Our morning started with a visit to the eighth wonder of the world…the Terra Cotta Army. The 2200 year old life-size terra-cotta figures of warriors, horses and chariots were found buried east of Emperor Qinshihuang’s tomb in Xi’an.
There are three buildings, they look like huge warehouses and in each are the figures which are still being re-assembled today. They took a satellite picture from space to see where the figures were buried to help uncover them as carefully as possible (there are still about 6000 more underground). The very first piece was founded by a farmer who was digging a well on his property and suddenly dug into a few pieces of the terra-cotta figures. We asked if the farmer was paid a large sum for being the first to uncover it, but were told no…the Chinese government did not pay him, but allowed him to not have to work anymore.
As we walked through the first and largest warehouse…we immediately saw below in the pit, thousands of soldiers all standing in formation…each one was different, no two soldiers were alike. They looked as if they were about to march into battle with their uniforms on, drums in hand and some on horses. Our guide explained these soldiers were built by hand by the people being ruled under Emperor Qinshihuang. It took 720,000 people to build this army and over 37 years. The army was a replica of the emperor’s kingdom and was made to protect him in the afterlife. He had them built and placed east of where he was having his tomb built so that in the afterlife, the soldiers would fly towards his tomb, pick him up and fly with him protecting him during the day.
We took our time and many pictures admiring the detail that had been placed in their creation. In the back of the first warehouse, we could see the area where archeologists are still digging and putting together the pieces they find. Not only was this 2200 years ago when these were made, but at some point the underground army was found and destroyed…the figures were knocked over, broken and set on fire. Putting the puzzle back together is very challenging and a slow process.
The second and third warehouses right next door to the first one were also big pits full of figures. They seemed to be grouped together the way military would be, warehouse one held the soldiers, warehouse two held the infantry/Calvary and warehouse three held high-ranking officers and a war chariot. Both the second and third were much further behind in having full figures put together, but it was interesting to actually see the dirt with recognizable pieces sticking out…like a arm or head still needing to be carefully uncovered. Once they have all the pieces, then they can begin to put them back together.
After looking at all the terra-cotta warriors, we went to lunch…yes, it was another touristy lunch, however they had two men making hand pulled noodles from scratch which was fun to watch and good to eat (see the video below).

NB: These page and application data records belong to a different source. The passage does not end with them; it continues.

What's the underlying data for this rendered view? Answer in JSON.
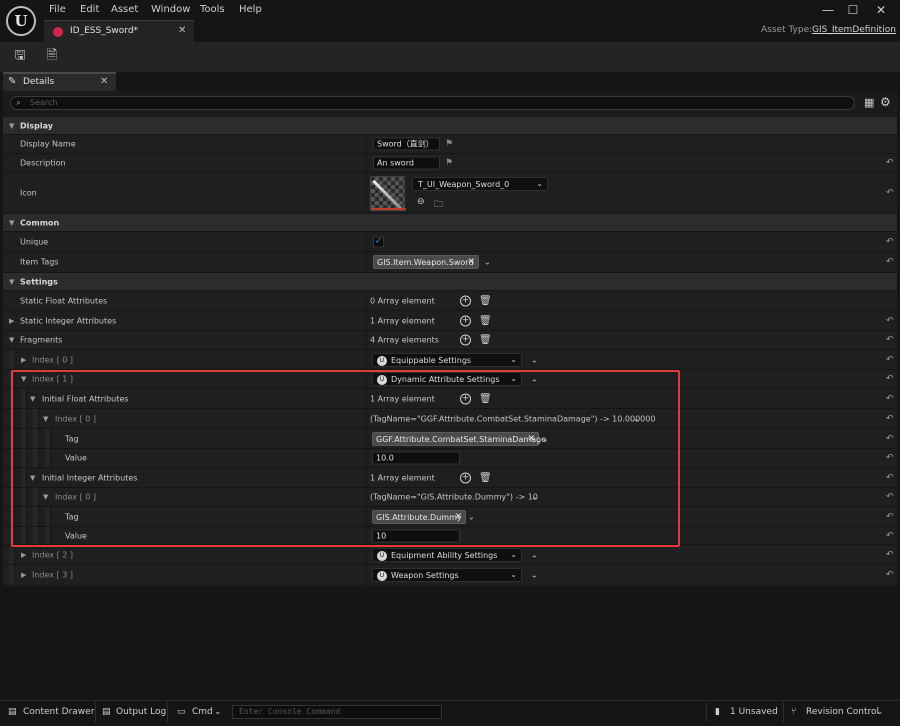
{
  "app": {
    "logo_text": "U",
    "menu": [
      "File",
      "Edit",
      "Asset",
      "Window",
      "Tools",
      "Help"
    ],
    "window_controls": {
      "minimize": "—",
      "maximize": "☐",
      "close": "✕"
    },
    "tab_title": "ID_ESS_Sword*",
    "tab_close": "✕",
    "asset_type_label": "Asset Type:",
    "asset_type_value": "GIS_ItemDefinition"
  },
  "toolbar": {
    "icons": [
      "save-icon",
      "browse-icon"
    ]
  },
  "details": {
    "tab_label": "Details",
    "tab_close": "✕",
    "search_placeholder": "Search",
    "search_icon": "⌕",
    "grid_icon": "▦",
    "gear_icon": "⚙"
  },
  "display": {
    "header": "Display",
    "display_name_label": "Display Name",
    "display_name_value": "Sword（直剑）",
    "description_label": "Description",
    "description_value": "An sword",
    "icon_label": "Icon",
    "icon_asset": "T_UI_Weapon_Sword_0"
  },
  "common": {
    "header": "Common",
    "unique_label": "Unique",
    "unique_checked": true,
    "item_tags_label": "Item Tags",
    "item_tag": "GIS.Item.Weapon.Sword"
  },
  "settings": {
    "header": "Settings",
    "static_float_label": "Static Float Attributes",
    "static_float_value": "0 Array element",
    "static_int_label": "Static Integer Attributes",
    "static_int_value": "1 Array element",
    "fragments_label": "Fragments",
    "fragments_value": "4 Array elements",
    "index0_label": "Index [ 0 ]",
    "index0_value": "Equippable Settings",
    "index1_label": "Index [ 1 ]",
    "index1_value": "Dynamic Attribute Settings",
    "init_float_label": "Initial Float Attributes",
    "init_float_value": "1 Array element",
    "float_index0_label": "Index [ 0 ]",
    "float_index0_value": "(TagName=\"GGF.Attribute.CombatSet.StaminaDamage\") -> 10.000000",
    "float_tag_label": "Tag",
    "float_tag_value": "GGF.Attribute.CombatSet.StaminaDamage",
    "float_value_label": "Value",
    "float_value_value": "10.0",
    "init_int_label": "Initial Integer Attributes",
    "init_int_value": "1 Array element",
    "int_index0_label": "Index [ 0 ]",
    "int_index0_value": "(TagName=\"GIS.Attribute.Dummy\") -> 10",
    "int_tag_label": "Tag",
    "int_tag_value": "GIS.Attribute.Dummy",
    "int_value_label": "Value",
    "int_value_value": "10",
    "index2_label": "Index [ 2 ]",
    "index2_value": "Equipment Ability Settings",
    "index3_label": "Index [ 3 ]",
    "index3_value": "Weapon Settings"
  },
  "statusbar": {
    "content_drawer": "Content Drawer",
    "output_log": "Output Log",
    "cmd": "Cmd",
    "console_placeholder": "Enter Console Command",
    "unsaved": "1 Unsaved",
    "revision_control": "Revision Control"
  },
  "colors": {
    "accent_check": "#2f8de4",
    "highlight_border": "#e03a3a",
    "tab_dot": "#d2244c"
  }
}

In the evening we strolled around Moslem Street which is actually a large area full of street food vendors, local trinkets, and great people watching. We had fun getting lost amongst the chaos, sounds and smells of the tiny streets. We wanted to order some food but were told it wasn’t such a great idea, many of the vendors use old rotting meat and season it well…although the locals can handle it…tourists do get sick. The only thing we ended up buying was a wheel of pressed tea. The cost was cheap and it looked authentic and aged. When we met back up with our guide. He took one look at it and said it is very cheap old tea…not the good stuff – oops.
We got back to our hotel to unwind and eat Chinese take-out before bed .